» Task prompt
Retype every entry below exactly as it stands.

» Provided records
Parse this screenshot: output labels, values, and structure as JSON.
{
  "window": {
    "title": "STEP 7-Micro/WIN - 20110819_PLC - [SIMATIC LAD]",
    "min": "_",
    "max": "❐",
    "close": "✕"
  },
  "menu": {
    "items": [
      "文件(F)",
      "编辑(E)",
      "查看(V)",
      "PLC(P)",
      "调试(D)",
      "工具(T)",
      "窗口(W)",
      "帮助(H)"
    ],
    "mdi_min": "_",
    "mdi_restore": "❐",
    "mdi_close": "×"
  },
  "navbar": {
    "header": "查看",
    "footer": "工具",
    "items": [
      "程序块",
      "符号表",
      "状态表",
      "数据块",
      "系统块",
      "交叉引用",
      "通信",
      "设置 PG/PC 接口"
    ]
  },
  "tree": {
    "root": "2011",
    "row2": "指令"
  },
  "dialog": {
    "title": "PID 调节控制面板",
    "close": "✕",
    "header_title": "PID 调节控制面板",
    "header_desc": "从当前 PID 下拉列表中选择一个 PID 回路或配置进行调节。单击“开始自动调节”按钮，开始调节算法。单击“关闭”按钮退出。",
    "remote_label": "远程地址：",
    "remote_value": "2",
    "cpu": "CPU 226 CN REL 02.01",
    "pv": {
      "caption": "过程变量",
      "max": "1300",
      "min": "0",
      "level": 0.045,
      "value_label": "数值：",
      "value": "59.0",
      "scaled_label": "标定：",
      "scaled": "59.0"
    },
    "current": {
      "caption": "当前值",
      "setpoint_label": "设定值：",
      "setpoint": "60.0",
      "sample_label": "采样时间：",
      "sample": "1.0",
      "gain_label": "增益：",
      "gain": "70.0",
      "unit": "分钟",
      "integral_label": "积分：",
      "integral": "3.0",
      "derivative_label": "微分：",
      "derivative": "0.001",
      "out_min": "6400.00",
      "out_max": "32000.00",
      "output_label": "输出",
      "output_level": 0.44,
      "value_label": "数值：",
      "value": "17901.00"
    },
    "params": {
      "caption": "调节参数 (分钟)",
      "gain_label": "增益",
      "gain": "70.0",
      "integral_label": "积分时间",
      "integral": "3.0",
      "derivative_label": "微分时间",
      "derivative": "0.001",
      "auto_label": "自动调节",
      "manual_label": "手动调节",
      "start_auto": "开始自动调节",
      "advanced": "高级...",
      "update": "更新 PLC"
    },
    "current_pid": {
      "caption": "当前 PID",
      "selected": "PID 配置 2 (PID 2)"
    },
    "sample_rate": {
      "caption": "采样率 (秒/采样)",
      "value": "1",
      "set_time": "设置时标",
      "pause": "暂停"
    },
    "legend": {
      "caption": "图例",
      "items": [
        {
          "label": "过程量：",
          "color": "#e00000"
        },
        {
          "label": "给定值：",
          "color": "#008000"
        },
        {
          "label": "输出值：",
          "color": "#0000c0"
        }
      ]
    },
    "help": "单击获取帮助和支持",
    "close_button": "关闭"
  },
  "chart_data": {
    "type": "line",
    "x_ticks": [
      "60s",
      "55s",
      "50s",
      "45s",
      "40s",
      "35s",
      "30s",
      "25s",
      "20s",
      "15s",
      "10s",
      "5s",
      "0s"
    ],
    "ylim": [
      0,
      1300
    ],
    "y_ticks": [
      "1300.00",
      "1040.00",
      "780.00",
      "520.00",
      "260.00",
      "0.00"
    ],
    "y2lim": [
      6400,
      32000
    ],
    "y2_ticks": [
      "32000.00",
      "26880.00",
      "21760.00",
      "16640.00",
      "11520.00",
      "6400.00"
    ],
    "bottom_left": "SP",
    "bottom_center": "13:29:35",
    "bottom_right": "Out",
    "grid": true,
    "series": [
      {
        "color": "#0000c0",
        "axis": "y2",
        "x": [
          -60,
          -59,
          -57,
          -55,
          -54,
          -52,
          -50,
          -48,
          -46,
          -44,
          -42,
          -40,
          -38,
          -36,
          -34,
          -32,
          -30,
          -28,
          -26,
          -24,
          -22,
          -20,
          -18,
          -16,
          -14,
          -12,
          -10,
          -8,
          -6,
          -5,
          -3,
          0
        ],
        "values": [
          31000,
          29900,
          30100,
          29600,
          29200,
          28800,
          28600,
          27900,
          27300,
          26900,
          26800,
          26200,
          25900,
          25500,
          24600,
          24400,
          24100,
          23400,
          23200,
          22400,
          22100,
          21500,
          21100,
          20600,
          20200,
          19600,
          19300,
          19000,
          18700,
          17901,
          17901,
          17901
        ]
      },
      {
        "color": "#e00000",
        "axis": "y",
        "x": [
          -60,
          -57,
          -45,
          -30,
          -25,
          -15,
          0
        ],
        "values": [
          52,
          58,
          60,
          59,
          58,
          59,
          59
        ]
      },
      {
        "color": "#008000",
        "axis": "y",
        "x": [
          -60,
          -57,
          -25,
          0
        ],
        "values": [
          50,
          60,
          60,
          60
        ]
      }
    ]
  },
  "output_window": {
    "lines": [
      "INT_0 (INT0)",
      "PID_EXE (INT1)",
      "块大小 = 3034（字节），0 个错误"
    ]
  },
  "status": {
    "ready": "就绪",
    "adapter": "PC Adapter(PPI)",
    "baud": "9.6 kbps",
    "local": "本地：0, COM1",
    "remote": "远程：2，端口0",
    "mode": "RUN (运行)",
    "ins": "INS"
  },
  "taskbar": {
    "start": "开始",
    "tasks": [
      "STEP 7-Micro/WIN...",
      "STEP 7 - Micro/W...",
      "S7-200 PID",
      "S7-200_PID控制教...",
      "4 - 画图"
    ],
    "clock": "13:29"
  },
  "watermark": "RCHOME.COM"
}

» Solution
Parse this screenshot: output labels, values, and structure as JSON.
{
  "window": {
    "title": "STEP 7-Micro/WIN - 20110819_PLC - [SIMATIC LAD]",
    "min": "_",
    "max": "❐",
    "close": "✕"
  },
  "menu": {
    "items": [
      "文件(F)",
      "编辑(E)",
      "查看(V)",
      "PLC(P)",
      "调试(D)",
      "工具(T)",
      "窗口(W)",
      "帮助(H)"
    ],
    "mdi_min": "_",
    "mdi_restore": "❐",
    "mdi_close": "×"
  },
  "navbar": {
    "header": "查看",
    "footer": "工具",
    "items": [
      "程序块",
      "符号表",
      "状态表",
      "数据块",
      "系统块",
      "交叉引用",
      "通信",
      "设置 PG/PC 接口"
    ]
  },
  "tree": {
    "root": "2011",
    "row2": "指令"
  },
  "dialog": {
    "title": "PID 调节控制面板",
    "close": "✕",
    "header_title": "PID 调节控制面板",
    "header_desc": "从当前 PID 下拉列表中选择一个 PID 回路或配置进行调节。单击“开始自动调节”按钮，开始调节算法。单击“关闭”按钮退出。",
    "remote_label": "远程地址：",
    "remote_value": "2",
    "cpu": "CPU 226 CN REL 02.01",
    "pv": {
      "caption": "过程变量",
      "max": "1300",
      "min": "0",
      "level": 0.045,
      "value_label": "数值：",
      "value": "59.0",
      "scaled_label": "标定：",
      "scaled": "59.0"
    },
    "current": {
      "caption": "当前值",
      "setpoint_label": "设定值：",
      "setpoint": "60.0",
      "sample_label": "采样时间：",
      "sample": "1.0",
      "gain_label": "增益：",
      "gain": "70.0",
      "unit": "分钟",
      "integral_label": "积分：",
      "integral": "3.0",
      "derivative_label": "微分：",
      "derivative": "0.001",
      "out_min": "6400.00",
      "out_max": "32000.00",
      "output_label": "输出",
      "output_level": 0.44,
      "value_label": "数值：",
      "value": "17901.00"
    },
    "params": {
      "caption": "调节参数 (分钟)",
      "gain_label": "增益",
      "gain": "70.0",
      "integral_label": "积分时间",
      "integral": "3.0",
      "derivative_label": "微分时间",
      "derivative": "0.001",
      "auto_label": "自动调节",
      "manual_label": "手动调节",
      "start_auto": "开始自动调节",
      "advanced": "高级...",
      "update": "更新 PLC"
    },
    "current_pid": {
      "caption": "当前 PID",
      "selected": "PID 配置 2 (PID 2)"
    },
    "sample_rate": {
      "caption": "采样率 (秒/采样)",
      "value": "1",
      "set_time": "设置时标",
      "pause": "暂停"
    },
    "legend": {
      "caption": "图例",
      "items": [
        {
          "label": "过程量：",
          "color": "#e00000"
        },
        {
          "label": "给定值：",
          "color": "#008000"
        },
        {
          "label": "输出值：",
          "color": "#0000c0"
        }
      ]
    },
    "help": "单击获取帮助和支持",
    "close_button": "关闭"
  },
  "chart_data": {
    "type": "line",
    "x_ticks": [
      "60s",
      "55s",
      "50s",
      "45s",
      "40s",
      "35s",
      "30s",
      "25s",
      "20s",
      "15s",
      "10s",
      "5s",
      "0s"
    ],
    "ylim": [
      0,
      1300
    ],
    "y_ticks": [
      "1300.00",
      "1040.00",
      "780.00",
      "520.00",
      "260.00",
      "0.00"
    ],
    "y2lim": [
      6400,
      32000
    ],
    "y2_ticks": [
      "32000.00",
      "26880.00",
      "21760.00",
      "16640.00",
      "11520.00",
      "6400.00"
    ],
    "bottom_left": "SP",
    "bottom_center": "13:29:35",
    "bottom_right": "Out",
    "grid": true,
    "series": [
      {
        "color": "#0000c0",
        "axis": "y2",
        "x": [
          -60,
          -59,
          -57,
          -55,
          -54,
          -52,
          -50,
          -48,
          -46,
          -44,
          -42,
          -40,
          -38,
          -36,
          -34,
          -32,
          -30,
          -28,
          -26,
          -24,
          -22,
          -20,
          -18,
          -16,
          -14,
          -12,
          -10,
          -8,
          -6,
          -5,
          -3,
          0
        ],
        "values": [
          31000,
          29900,
          30100,
          29600,
          29200,
          28800,
          28600,
          27900,
          27300,
          26900,
          26800,
          26200,
          25900,
          25500,
          24600,
          24400,
          24100,
          23400,
          23200,
          22400,
          22100,
          21500,
          21100,
          20600,
          20200,
          19600,
          19300,
          19000,
          18700,
          17901,
          17901,
          17901
        ]
      },
      {
        "color": "#e00000",
        "axis": "y",
        "x": [
          -60,
          -57,
          -45,
          -30,
          -25,
          -15,
          0
        ],
        "values": [
          52,
          58,
          60,
          59,
          58,
          59,
          59
        ]
      },
      {
        "color": "#008000",
        "axis": "y",
        "x": [
          -60,
          -57,
          -25,
          0
        ],
        "values": [
          50,
          60,
          60,
          60
        ]
      }
    ]
  },
  "output_window": {
    "lines": [
      "INT_0 (INT0)",
      "PID_EXE (INT1)",
      "块大小 = 3034（字节），0 个错误"
    ]
  },
  "status": {
    "ready": "就绪",
    "adapter": "PC Adapter(PPI)",
    "baud": "9.6 kbps",
    "local": "本地：0, COM1",
    "remote": "远程：2，端口0",
    "mode": "RUN (运行)",
    "ins": "INS"
  },
  "taskbar": {
    "start": "开始",
    "tasks": [
      "STEP 7-Micro/WIN...",
      "STEP 7 - Micro/W...",
      "S7-200 PID",
      "S7-200_PID控制教...",
      "4 - 画图"
    ],
    "clock": "13:29"
  },
  "watermark": "RCHOME.COM"
}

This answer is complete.